BEGIN Dataset records

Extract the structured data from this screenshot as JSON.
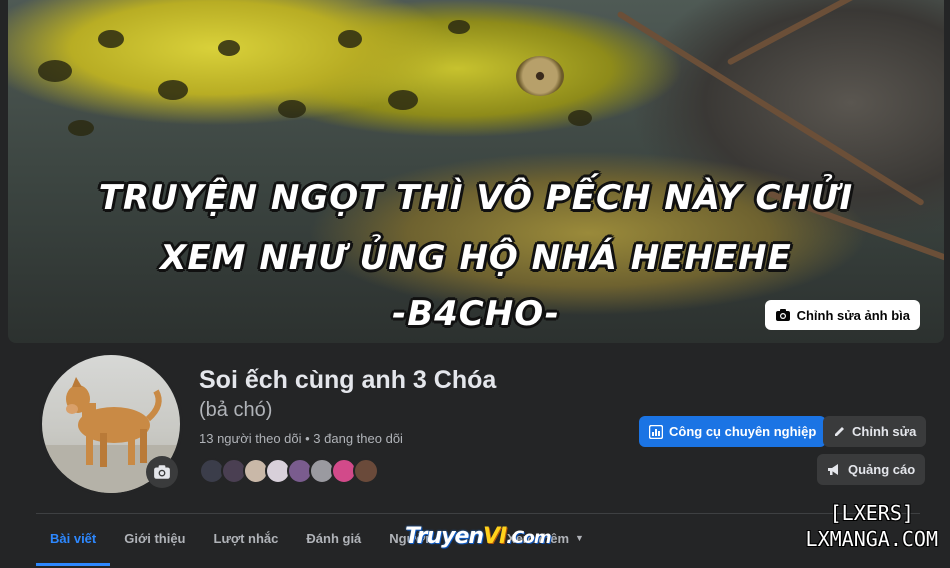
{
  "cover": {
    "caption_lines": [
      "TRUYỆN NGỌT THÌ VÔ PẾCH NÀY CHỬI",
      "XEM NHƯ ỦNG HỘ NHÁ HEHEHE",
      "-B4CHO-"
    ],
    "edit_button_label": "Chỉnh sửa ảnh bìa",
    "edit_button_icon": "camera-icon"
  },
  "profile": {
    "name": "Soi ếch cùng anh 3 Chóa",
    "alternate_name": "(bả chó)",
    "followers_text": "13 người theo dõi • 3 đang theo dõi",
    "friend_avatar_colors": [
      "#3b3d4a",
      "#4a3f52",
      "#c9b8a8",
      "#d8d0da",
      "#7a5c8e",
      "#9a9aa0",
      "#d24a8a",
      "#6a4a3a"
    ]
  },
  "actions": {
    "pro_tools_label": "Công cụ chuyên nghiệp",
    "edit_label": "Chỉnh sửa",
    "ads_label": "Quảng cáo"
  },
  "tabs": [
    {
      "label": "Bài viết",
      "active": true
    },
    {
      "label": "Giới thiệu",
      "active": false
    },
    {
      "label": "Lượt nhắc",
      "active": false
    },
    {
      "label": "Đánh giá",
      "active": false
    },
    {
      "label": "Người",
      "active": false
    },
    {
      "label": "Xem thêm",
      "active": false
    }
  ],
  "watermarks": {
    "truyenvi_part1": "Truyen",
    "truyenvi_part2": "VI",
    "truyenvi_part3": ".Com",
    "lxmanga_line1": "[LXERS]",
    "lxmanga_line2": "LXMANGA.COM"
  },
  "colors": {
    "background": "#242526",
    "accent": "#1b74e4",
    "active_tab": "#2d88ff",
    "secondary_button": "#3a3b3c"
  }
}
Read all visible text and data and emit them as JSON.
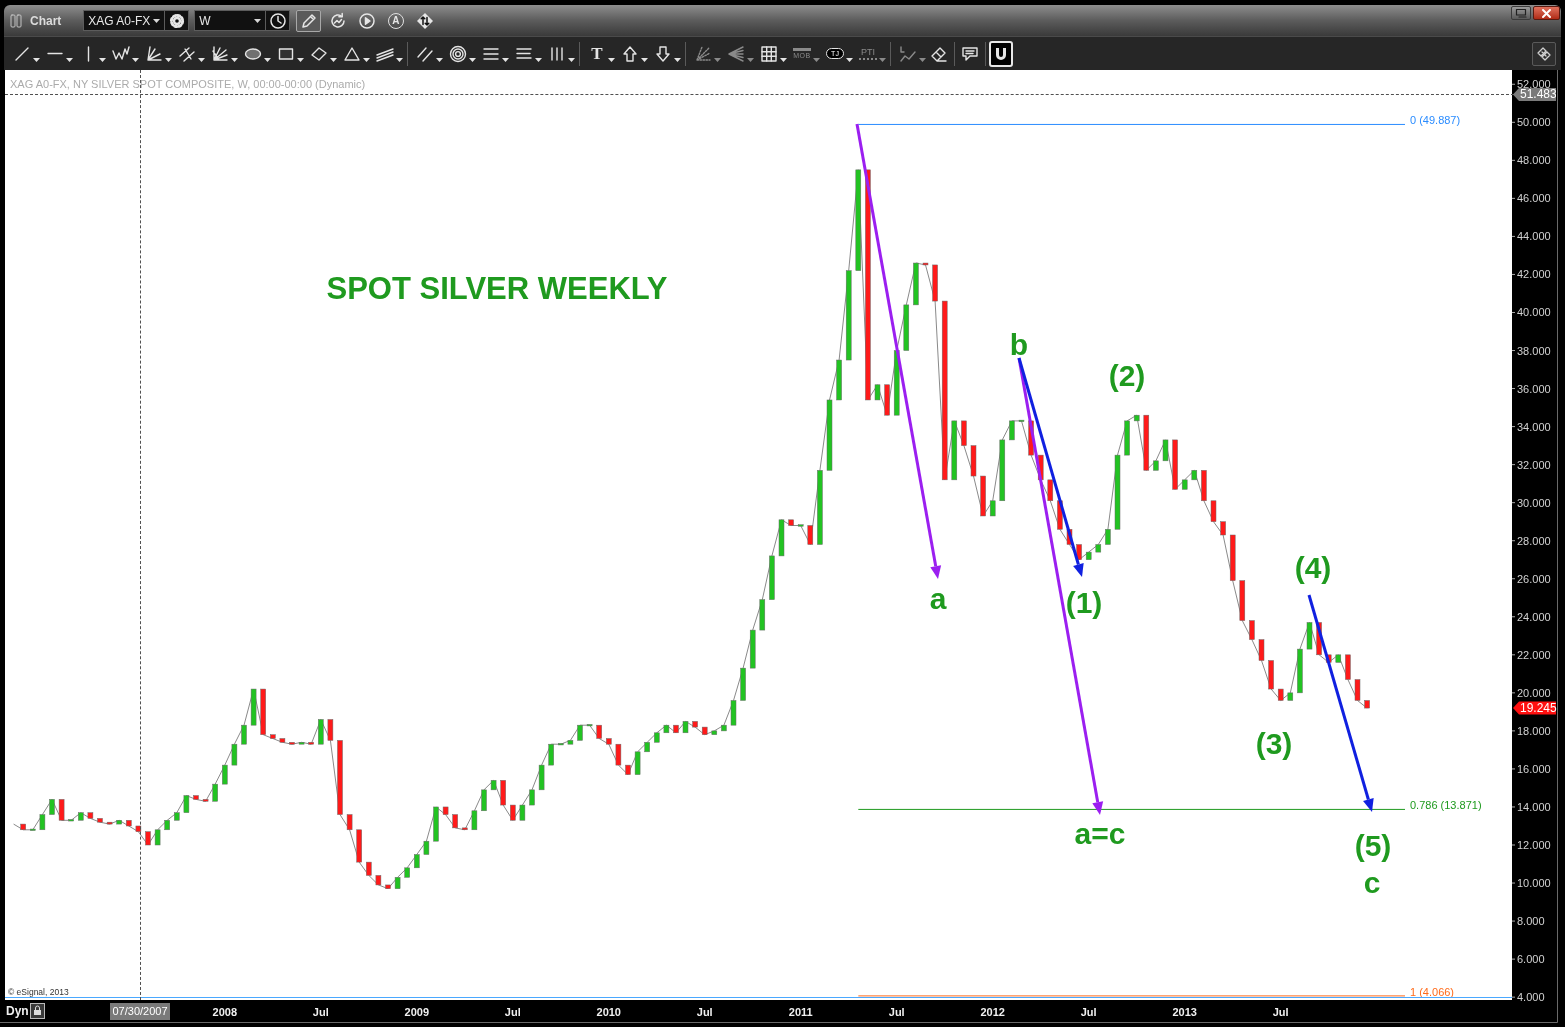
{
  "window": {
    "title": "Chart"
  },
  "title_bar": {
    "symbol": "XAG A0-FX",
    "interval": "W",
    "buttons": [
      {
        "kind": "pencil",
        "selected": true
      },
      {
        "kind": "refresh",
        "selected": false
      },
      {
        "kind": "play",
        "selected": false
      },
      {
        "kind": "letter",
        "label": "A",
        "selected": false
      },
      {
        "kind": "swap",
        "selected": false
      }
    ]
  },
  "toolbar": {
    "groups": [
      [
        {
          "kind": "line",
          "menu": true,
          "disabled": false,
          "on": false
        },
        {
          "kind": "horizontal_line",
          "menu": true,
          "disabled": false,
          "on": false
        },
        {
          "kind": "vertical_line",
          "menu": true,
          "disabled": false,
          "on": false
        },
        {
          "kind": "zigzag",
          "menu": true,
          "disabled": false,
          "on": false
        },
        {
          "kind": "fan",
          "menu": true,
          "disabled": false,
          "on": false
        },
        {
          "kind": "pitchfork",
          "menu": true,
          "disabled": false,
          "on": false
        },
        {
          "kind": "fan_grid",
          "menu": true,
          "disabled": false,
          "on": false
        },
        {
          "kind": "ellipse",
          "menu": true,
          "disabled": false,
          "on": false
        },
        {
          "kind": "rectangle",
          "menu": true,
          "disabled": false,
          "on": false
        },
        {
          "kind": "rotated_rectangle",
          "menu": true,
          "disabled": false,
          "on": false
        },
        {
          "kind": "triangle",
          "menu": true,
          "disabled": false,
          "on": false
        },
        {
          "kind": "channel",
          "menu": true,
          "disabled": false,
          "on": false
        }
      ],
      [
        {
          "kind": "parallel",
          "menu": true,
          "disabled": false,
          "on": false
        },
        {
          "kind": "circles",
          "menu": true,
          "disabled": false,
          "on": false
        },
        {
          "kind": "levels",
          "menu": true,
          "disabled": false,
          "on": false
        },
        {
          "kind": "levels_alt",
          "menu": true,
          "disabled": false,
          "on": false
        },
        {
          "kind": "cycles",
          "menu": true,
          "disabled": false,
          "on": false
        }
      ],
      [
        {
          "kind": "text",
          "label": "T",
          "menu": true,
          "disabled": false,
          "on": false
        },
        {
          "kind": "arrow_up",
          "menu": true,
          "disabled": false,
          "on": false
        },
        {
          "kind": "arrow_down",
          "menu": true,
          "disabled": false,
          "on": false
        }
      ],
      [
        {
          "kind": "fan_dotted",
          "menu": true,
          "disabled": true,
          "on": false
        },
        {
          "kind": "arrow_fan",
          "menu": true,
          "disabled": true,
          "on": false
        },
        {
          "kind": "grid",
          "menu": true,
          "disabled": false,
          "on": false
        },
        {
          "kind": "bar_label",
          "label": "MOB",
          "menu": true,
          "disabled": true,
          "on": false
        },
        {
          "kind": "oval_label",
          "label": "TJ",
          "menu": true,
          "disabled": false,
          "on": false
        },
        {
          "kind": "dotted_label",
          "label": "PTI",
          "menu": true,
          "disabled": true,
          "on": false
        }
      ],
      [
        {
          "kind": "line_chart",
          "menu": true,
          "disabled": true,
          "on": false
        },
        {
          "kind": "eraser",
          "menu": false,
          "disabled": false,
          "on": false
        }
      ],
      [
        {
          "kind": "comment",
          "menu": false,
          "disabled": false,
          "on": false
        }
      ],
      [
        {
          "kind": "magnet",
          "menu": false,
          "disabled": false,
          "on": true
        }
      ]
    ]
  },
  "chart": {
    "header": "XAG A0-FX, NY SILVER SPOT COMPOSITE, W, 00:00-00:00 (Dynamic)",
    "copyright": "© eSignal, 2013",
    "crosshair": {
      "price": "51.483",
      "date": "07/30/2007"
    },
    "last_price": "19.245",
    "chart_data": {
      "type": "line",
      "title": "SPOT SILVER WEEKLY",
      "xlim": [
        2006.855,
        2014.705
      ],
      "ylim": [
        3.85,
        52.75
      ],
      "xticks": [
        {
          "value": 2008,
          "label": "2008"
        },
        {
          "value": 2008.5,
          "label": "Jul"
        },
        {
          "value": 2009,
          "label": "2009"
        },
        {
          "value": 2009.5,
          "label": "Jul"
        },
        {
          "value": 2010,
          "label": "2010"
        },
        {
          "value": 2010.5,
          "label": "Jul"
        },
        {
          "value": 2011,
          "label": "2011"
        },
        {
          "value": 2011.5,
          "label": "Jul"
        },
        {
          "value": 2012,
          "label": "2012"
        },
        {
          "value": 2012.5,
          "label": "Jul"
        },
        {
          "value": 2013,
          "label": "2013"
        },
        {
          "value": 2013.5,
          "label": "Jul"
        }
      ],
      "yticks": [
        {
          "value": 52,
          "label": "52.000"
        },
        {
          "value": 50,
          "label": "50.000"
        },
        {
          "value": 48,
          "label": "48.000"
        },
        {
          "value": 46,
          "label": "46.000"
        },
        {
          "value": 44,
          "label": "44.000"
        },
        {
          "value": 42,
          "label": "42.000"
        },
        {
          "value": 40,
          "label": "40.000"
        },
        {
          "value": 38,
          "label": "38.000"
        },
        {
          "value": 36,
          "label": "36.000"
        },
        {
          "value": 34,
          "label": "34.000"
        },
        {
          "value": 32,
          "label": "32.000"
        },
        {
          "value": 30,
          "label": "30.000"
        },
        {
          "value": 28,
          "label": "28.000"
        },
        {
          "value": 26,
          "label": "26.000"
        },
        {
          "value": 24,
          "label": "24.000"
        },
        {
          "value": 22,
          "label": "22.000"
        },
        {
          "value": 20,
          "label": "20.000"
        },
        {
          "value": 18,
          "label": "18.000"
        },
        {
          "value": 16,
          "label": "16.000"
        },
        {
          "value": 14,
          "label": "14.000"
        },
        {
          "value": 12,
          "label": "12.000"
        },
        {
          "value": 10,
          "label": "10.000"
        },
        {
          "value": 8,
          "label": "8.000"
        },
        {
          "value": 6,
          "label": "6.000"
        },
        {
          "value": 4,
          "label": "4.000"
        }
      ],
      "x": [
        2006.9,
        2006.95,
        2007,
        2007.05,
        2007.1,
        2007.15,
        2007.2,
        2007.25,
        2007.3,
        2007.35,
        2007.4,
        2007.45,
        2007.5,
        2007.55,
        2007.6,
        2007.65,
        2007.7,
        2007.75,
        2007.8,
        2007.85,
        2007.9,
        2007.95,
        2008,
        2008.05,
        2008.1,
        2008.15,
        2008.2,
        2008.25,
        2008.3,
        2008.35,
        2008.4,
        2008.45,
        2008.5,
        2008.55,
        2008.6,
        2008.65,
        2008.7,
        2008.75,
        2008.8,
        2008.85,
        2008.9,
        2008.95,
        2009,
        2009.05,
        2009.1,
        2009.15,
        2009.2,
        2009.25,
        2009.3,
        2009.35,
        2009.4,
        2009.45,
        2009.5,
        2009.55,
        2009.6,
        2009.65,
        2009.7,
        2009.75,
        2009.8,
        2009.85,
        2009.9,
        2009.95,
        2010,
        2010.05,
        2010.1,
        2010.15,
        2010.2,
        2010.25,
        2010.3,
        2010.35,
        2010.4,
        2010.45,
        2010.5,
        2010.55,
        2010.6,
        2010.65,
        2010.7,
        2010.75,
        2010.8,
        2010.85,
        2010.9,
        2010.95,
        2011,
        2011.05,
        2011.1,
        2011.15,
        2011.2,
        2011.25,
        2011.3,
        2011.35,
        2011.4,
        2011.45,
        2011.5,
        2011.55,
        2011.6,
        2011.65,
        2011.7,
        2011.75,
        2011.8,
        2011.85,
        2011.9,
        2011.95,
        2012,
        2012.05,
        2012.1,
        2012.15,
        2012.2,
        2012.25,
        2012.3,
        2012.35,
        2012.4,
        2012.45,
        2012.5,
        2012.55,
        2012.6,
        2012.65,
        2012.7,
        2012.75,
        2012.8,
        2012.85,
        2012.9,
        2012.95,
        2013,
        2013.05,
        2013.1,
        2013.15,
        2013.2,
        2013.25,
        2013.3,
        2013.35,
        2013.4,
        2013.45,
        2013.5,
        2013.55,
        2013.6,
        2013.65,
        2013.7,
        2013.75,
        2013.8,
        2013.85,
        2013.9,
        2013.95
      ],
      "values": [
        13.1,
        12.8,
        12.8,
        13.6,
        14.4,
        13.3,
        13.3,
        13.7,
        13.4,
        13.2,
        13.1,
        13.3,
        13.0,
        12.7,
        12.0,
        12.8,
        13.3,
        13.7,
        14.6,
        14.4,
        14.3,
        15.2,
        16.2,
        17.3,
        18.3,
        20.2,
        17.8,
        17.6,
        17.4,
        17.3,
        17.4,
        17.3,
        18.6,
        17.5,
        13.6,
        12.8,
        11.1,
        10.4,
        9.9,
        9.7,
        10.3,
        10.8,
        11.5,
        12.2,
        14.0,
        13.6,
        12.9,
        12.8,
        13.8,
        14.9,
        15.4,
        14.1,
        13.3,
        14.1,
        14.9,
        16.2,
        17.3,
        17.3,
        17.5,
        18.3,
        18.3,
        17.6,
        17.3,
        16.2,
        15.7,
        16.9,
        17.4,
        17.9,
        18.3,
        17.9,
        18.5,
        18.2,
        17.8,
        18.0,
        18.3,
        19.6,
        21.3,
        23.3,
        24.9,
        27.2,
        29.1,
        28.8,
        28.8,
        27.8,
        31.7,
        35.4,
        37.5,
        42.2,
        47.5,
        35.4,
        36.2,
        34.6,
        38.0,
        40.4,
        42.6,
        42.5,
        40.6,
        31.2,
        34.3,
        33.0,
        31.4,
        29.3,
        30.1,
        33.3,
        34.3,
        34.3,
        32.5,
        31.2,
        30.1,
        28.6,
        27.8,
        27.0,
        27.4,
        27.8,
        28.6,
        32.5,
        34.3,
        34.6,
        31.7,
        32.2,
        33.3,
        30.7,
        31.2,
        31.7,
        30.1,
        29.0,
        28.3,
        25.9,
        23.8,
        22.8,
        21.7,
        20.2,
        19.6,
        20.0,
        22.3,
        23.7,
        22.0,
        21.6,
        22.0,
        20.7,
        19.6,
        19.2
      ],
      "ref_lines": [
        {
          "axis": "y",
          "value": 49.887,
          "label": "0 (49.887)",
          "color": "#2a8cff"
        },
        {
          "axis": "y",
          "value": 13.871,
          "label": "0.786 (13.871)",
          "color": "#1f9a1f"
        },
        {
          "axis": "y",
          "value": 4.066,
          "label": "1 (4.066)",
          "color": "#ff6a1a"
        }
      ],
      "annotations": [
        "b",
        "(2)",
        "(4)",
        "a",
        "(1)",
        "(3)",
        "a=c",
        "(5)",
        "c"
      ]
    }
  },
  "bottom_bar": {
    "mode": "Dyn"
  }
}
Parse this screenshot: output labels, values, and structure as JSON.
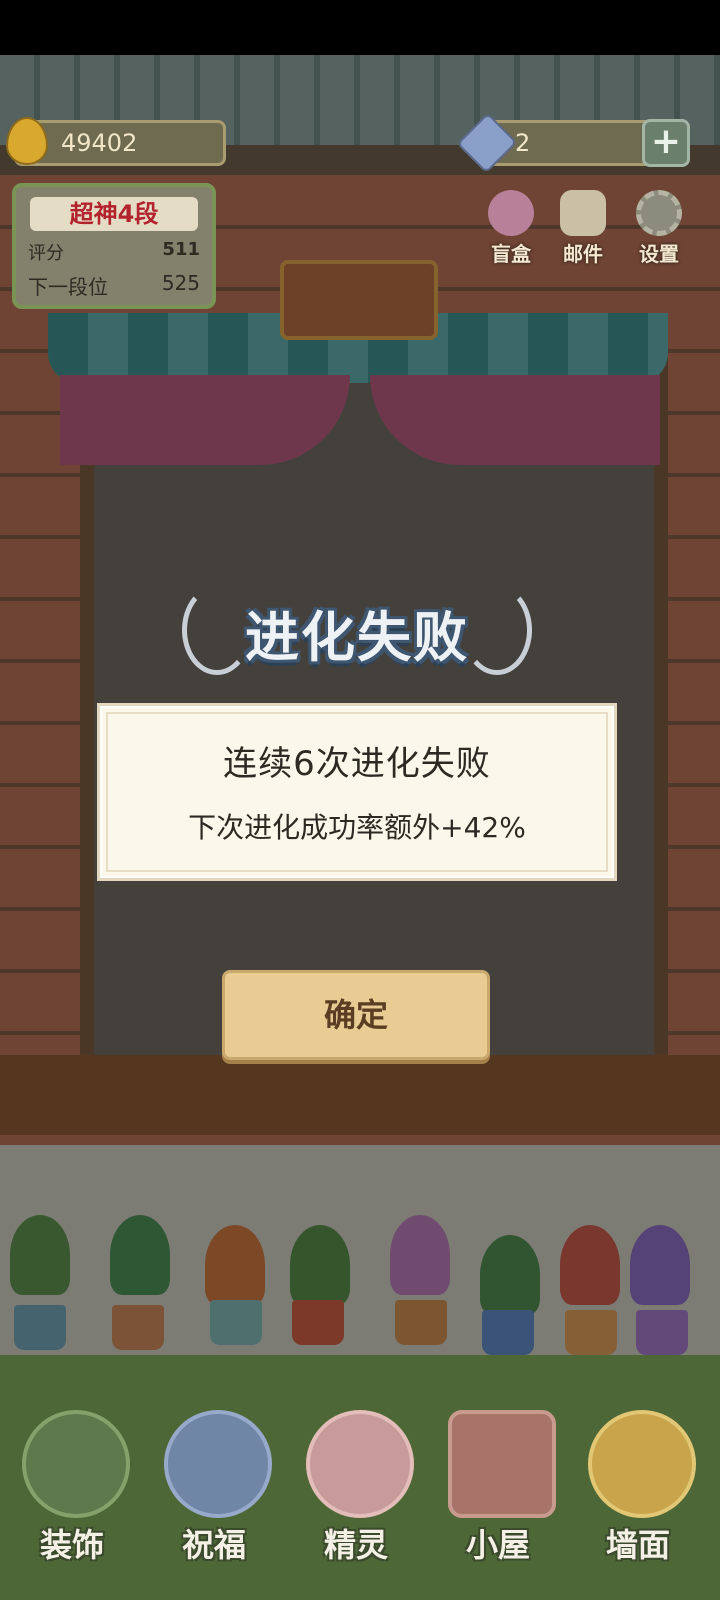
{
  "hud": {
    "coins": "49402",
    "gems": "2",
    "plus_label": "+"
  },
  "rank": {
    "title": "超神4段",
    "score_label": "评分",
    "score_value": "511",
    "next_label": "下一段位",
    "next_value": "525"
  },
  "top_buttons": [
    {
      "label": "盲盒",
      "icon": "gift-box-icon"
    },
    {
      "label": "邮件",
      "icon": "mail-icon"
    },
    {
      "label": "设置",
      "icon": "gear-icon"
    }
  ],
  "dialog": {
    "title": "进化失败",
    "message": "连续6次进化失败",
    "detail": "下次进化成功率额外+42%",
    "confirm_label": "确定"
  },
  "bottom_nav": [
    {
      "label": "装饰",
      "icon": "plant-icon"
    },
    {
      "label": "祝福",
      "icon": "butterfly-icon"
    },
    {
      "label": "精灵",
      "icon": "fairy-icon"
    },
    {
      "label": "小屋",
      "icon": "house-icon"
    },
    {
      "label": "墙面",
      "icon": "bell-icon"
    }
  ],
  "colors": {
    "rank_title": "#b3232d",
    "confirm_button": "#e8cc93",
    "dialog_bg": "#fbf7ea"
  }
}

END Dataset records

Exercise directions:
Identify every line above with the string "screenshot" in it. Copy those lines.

Answer to the exercise:
Extract the structured data from this screenshot as JSON.
Parse this screenshot: output labels, values, and structure as JSON.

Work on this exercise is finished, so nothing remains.